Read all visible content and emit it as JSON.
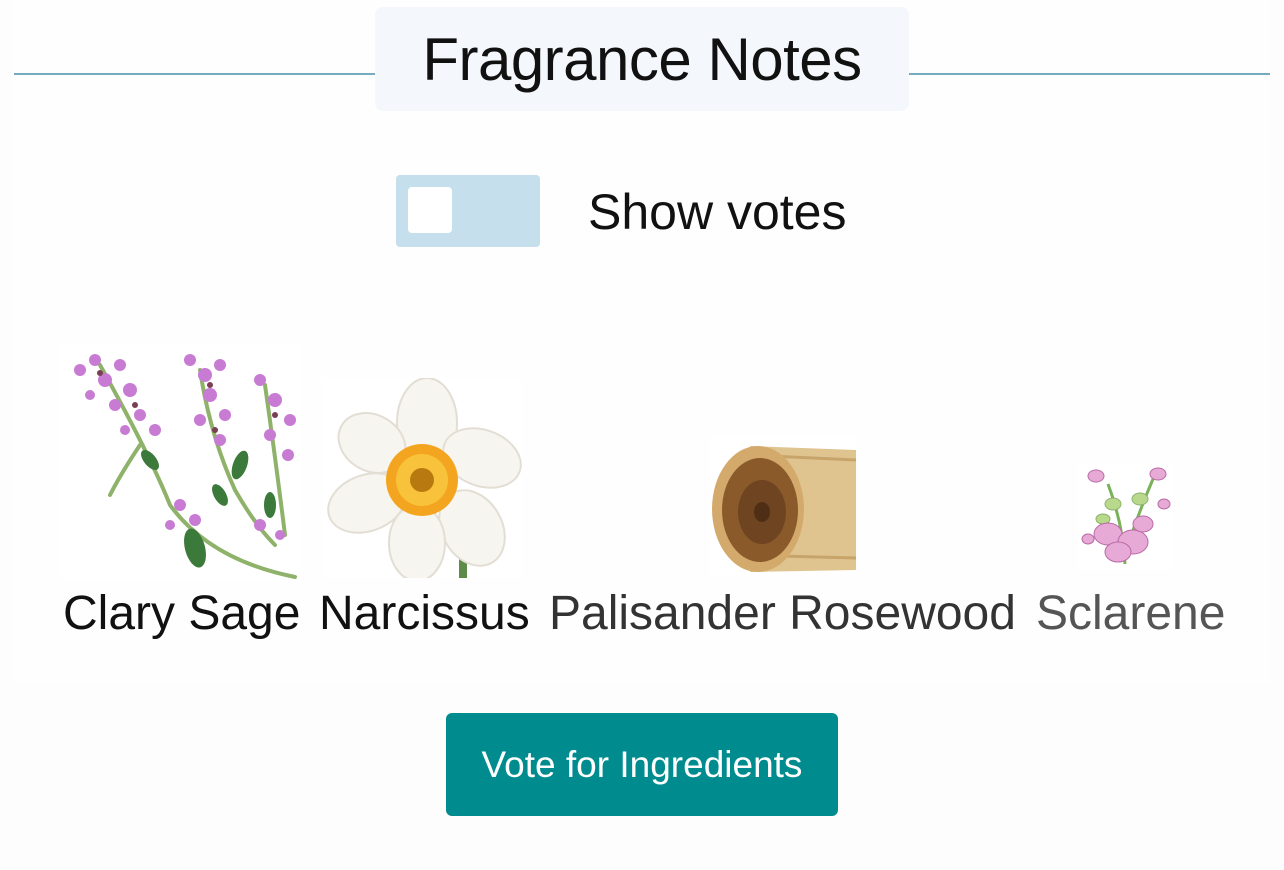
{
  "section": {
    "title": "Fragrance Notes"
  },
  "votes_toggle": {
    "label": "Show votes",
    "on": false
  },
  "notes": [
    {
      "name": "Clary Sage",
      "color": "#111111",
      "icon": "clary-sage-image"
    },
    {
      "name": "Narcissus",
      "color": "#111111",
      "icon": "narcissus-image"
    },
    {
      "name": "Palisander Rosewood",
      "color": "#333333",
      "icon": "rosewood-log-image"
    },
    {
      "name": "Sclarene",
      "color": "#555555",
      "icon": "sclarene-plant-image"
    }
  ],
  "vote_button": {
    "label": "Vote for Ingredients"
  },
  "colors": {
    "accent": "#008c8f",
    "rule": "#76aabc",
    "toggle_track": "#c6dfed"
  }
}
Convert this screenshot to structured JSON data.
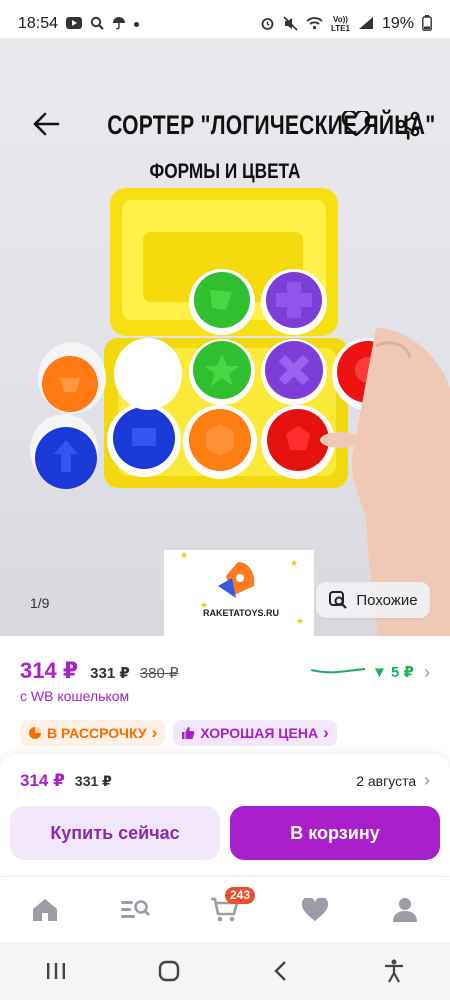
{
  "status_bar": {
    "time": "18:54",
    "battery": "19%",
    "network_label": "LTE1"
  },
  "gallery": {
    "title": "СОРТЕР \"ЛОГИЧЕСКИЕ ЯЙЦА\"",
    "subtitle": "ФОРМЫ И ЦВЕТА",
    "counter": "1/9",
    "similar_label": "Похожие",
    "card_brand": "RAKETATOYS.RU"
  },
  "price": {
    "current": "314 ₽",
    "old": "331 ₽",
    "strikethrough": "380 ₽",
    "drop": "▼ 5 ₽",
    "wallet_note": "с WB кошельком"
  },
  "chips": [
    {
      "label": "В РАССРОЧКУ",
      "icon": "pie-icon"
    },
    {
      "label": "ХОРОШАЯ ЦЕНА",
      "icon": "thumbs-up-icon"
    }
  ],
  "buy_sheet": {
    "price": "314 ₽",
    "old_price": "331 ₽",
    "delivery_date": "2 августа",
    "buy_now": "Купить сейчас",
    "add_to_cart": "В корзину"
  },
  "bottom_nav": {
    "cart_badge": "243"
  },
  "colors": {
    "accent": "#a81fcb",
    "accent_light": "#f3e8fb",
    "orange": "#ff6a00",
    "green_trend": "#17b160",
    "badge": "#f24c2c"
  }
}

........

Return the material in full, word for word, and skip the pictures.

Read all visible content and emit it as JSON.
{
  "section": {
    "title": "Fragrance Notes"
  },
  "votes_toggle": {
    "label": "Show votes",
    "on": false
  },
  "notes": [
    {
      "name": "Clary Sage",
      "color": "#111111",
      "icon": "clary-sage-image"
    },
    {
      "name": "Narcissus",
      "color": "#111111",
      "icon": "narcissus-image"
    },
    {
      "name": "Palisander Rosewood",
      "color": "#333333",
      "icon": "rosewood-log-image"
    },
    {
      "name": "Sclarene",
      "color": "#555555",
      "icon": "sclarene-plant-image"
    }
  ],
  "vote_button": {
    "label": "Vote for Ingredients"
  },
  "colors": {
    "accent": "#008c8f",
    "rule": "#76aabc",
    "toggle_track": "#c6dfed"
  }
}
Convert this screenshot to structured JSON data.
{
  "status_bar": {
    "time": "18:54",
    "battery": "19%",
    "network_label": "LTE1"
  },
  "gallery": {
    "title": "СОРТЕР \"ЛОГИЧЕСКИЕ ЯЙЦА\"",
    "subtitle": "ФОРМЫ И ЦВЕТА",
    "counter": "1/9",
    "similar_label": "Похожие",
    "card_brand": "RAKETATOYS.RU"
  },
  "price": {
    "current": "314 ₽",
    "old": "331 ₽",
    "strikethrough": "380 ₽",
    "drop": "▼ 5 ₽",
    "wallet_note": "с WB кошельком"
  },
  "chips": [
    {
      "label": "В РАССРОЧКУ",
      "icon": "pie-icon"
    },
    {
      "label": "ХОРОШАЯ ЦЕНА",
      "icon": "thumbs-up-icon"
    }
  ],
  "buy_sheet": {
    "price": "314 ₽",
    "old_price": "331 ₽",
    "delivery_date": "2 августа",
    "buy_now": "Купить сейчас",
    "add_to_cart": "В корзину"
  },
  "bottom_nav": {
    "cart_badge": "243"
  },
  "colors": {
    "accent": "#a81fcb",
    "accent_light": "#f3e8fb",
    "orange": "#ff6a00",
    "green_trend": "#17b160",
    "badge": "#f24c2c"
  }
}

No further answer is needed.